--- Data to use ---

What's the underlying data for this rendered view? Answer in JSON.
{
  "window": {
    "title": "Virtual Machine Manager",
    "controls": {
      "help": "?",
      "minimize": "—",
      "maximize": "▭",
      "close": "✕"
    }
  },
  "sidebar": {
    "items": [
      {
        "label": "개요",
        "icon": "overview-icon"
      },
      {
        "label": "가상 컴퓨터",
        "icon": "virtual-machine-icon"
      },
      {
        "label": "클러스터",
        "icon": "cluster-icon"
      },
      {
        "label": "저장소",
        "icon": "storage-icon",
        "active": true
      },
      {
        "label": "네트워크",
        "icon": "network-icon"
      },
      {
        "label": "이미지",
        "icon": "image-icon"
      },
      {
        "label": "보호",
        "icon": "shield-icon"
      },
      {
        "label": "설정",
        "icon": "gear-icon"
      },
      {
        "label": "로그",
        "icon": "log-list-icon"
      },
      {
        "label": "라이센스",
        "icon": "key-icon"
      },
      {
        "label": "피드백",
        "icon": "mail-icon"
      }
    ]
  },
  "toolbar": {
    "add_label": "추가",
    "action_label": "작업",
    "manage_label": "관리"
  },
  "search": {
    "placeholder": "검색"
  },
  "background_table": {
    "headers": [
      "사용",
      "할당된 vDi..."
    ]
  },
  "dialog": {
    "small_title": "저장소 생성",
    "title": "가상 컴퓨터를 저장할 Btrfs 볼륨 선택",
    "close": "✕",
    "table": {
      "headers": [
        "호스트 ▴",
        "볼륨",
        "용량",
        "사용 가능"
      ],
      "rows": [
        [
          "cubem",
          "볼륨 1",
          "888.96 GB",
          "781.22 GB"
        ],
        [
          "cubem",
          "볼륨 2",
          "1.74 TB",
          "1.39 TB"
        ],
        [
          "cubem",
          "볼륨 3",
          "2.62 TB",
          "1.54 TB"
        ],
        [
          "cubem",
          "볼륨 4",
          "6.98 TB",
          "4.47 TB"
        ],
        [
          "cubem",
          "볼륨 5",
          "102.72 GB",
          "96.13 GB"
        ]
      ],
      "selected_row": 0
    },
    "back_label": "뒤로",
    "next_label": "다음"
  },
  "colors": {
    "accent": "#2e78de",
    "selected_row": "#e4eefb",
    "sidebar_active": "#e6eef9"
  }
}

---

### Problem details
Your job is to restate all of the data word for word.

### Written reply
What's the underlying data for this rendered view? Answer in JSON.
{
  "window": {
    "title": "Virtual Machine Manager",
    "controls": {
      "help": "?",
      "minimize": "—",
      "maximize": "▭",
      "close": "✕"
    }
  },
  "sidebar": {
    "items": [
      {
        "label": "개요",
        "icon": "overview-icon"
      },
      {
        "label": "가상 컴퓨터",
        "icon": "virtual-machine-icon"
      },
      {
        "label": "클러스터",
        "icon": "cluster-icon"
      },
      {
        "label": "저장소",
        "icon": "storage-icon",
        "active": true
      },
      {
        "label": "네트워크",
        "icon": "network-icon"
      },
      {
        "label": "이미지",
        "icon": "image-icon"
      },
      {
        "label": "보호",
        "icon": "shield-icon"
      },
      {
        "label": "설정",
        "icon": "gear-icon"
      },
      {
        "label": "로그",
        "icon": "log-list-icon"
      },
      {
        "label": "라이센스",
        "icon": "key-icon"
      },
      {
        "label": "피드백",
        "icon": "mail-icon"
      }
    ]
  },
  "toolbar": {
    "add_label": "추가",
    "action_label": "작업",
    "manage_label": "관리"
  },
  "search": {
    "placeholder": "검색"
  },
  "background_table": {
    "headers": [
      "사용",
      "할당된 vDi..."
    ]
  },
  "dialog": {
    "small_title": "저장소 생성",
    "title": "가상 컴퓨터를 저장할 Btrfs 볼륨 선택",
    "close": "✕",
    "table": {
      "headers": [
        "호스트 ▴",
        "볼륨",
        "용량",
        "사용 가능"
      ],
      "rows": [
        [
          "cubem",
          "볼륨 1",
          "888.96 GB",
          "781.22 GB"
        ],
        [
          "cubem",
          "볼륨 2",
          "1.74 TB",
          "1.39 TB"
        ],
        [
          "cubem",
          "볼륨 3",
          "2.62 TB",
          "1.54 TB"
        ],
        [
          "cubem",
          "볼륨 4",
          "6.98 TB",
          "4.47 TB"
        ],
        [
          "cubem",
          "볼륨 5",
          "102.72 GB",
          "96.13 GB"
        ]
      ],
      "selected_row": 0
    },
    "back_label": "뒤로",
    "next_label": "다음"
  },
  "colors": {
    "accent": "#2e78de",
    "selected_row": "#e4eefb",
    "sidebar_active": "#e6eef9"
  }
}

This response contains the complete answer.